(Task instructions):
Which lines of the data hold the word "JSON"? Copy all of them.

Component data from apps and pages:
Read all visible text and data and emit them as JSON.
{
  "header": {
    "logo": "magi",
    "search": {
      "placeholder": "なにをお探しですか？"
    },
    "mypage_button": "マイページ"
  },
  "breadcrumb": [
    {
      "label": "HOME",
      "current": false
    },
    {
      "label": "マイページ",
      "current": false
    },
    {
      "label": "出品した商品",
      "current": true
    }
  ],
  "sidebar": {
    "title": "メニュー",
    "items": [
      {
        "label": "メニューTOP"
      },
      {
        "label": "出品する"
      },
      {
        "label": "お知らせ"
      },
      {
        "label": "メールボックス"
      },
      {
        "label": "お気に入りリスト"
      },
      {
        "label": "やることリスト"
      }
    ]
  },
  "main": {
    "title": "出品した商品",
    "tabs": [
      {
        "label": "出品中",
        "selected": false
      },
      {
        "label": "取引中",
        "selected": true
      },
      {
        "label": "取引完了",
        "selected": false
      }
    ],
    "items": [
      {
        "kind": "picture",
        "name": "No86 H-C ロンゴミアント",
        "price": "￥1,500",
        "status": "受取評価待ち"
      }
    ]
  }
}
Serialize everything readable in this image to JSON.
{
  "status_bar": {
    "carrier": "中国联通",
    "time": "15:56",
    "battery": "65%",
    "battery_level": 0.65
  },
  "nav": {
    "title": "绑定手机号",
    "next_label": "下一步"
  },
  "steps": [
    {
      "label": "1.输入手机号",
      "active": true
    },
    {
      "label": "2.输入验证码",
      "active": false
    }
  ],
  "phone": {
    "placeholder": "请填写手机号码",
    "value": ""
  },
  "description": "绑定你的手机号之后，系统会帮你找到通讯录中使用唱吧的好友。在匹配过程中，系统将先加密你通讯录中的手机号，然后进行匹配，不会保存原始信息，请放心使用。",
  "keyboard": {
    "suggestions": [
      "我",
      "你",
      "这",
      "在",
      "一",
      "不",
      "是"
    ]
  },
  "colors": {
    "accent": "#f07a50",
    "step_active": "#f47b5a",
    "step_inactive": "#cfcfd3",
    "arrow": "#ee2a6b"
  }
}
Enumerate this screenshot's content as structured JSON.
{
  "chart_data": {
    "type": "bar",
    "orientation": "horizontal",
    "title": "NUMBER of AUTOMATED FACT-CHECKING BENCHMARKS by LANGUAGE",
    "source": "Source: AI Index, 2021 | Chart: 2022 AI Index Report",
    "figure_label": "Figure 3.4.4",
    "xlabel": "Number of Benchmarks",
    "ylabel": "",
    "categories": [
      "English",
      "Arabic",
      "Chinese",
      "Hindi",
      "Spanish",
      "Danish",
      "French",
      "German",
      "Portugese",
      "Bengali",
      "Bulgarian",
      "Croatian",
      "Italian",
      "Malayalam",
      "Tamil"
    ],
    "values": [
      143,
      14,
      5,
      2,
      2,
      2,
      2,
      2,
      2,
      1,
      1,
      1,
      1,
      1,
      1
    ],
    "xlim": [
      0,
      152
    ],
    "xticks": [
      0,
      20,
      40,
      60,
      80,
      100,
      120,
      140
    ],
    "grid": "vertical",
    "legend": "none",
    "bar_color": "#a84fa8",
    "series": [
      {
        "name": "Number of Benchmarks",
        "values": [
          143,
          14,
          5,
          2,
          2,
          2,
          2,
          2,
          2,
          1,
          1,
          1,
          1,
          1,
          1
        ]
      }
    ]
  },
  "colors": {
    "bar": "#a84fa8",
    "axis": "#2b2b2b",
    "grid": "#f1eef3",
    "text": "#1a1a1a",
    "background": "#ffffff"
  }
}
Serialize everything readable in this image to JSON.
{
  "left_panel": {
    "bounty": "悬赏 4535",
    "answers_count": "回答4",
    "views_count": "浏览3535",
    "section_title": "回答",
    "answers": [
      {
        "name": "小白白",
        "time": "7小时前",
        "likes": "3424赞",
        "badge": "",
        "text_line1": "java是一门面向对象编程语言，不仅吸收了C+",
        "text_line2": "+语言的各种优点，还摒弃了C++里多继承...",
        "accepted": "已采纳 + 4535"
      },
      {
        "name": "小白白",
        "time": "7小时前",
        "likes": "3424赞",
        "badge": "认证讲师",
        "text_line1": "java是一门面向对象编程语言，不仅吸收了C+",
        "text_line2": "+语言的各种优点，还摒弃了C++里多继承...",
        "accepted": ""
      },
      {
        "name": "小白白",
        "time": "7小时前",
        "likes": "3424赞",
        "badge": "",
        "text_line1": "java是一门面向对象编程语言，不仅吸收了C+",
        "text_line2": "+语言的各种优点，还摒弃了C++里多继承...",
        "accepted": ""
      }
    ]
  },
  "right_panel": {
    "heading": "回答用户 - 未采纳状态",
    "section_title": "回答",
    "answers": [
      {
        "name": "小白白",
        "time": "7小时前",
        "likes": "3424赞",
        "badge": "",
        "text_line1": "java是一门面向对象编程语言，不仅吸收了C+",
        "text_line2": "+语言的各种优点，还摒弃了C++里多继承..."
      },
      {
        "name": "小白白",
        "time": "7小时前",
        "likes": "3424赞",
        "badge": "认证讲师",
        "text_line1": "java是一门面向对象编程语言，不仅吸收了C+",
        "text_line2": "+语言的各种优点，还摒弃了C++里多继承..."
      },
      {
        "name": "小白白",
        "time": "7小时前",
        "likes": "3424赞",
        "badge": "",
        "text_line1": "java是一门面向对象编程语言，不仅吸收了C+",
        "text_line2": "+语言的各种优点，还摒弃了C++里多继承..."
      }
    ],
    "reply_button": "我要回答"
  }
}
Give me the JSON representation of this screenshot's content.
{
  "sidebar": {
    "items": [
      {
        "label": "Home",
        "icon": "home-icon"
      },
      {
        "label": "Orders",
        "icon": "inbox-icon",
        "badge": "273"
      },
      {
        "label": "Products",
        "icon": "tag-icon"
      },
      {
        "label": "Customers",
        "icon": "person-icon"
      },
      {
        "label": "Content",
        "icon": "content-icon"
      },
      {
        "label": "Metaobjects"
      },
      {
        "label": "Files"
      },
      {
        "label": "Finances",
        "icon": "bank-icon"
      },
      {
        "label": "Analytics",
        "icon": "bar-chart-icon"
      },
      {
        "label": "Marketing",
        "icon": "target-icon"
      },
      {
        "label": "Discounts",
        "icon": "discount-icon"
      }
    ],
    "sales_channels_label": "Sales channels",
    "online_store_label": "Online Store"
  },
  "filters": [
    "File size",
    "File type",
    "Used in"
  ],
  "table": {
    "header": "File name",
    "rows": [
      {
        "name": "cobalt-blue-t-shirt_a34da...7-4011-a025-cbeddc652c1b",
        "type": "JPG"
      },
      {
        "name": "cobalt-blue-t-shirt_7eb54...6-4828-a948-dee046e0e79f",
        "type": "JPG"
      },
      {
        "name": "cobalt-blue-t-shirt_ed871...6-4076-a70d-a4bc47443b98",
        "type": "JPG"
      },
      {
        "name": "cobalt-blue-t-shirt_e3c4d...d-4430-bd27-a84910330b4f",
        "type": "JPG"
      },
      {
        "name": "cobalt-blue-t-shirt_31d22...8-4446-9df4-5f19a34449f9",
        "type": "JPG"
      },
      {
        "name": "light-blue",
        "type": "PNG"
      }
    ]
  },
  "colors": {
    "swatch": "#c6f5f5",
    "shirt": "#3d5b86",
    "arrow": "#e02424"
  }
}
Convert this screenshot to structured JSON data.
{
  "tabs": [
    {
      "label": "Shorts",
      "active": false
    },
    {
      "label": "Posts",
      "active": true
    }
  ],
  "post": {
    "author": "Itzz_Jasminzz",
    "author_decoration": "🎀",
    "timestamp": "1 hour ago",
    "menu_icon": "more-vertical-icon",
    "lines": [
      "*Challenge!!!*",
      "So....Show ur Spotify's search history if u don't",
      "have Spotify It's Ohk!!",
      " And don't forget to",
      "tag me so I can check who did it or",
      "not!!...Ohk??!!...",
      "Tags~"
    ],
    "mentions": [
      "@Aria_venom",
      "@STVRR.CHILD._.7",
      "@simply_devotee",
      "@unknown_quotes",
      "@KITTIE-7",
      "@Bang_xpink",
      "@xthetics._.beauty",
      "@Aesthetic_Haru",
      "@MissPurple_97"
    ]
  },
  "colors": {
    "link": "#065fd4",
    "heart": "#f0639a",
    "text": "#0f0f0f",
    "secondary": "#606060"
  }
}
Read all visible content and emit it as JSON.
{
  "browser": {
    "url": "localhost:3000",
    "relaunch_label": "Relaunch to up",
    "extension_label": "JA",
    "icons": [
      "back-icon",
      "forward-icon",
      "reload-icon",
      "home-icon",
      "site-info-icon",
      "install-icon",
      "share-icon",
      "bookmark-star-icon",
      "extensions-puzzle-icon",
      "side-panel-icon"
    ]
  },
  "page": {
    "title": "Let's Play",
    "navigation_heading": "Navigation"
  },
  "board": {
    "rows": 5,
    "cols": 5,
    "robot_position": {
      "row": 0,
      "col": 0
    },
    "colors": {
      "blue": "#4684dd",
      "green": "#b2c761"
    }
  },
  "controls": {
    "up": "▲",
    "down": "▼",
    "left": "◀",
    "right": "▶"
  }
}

(Written response):
Read all visible text and data and emit them as JSON.
Serialize everything readable in this image to JSON.
Enumerate this screenshot's content as structured JSON.
Serialize everything readable in this image to JSON.
Give me the JSON representation of this screenshot's content.
Convert this screenshot to structured JSON data.
Read all visible content and emit it as JSON.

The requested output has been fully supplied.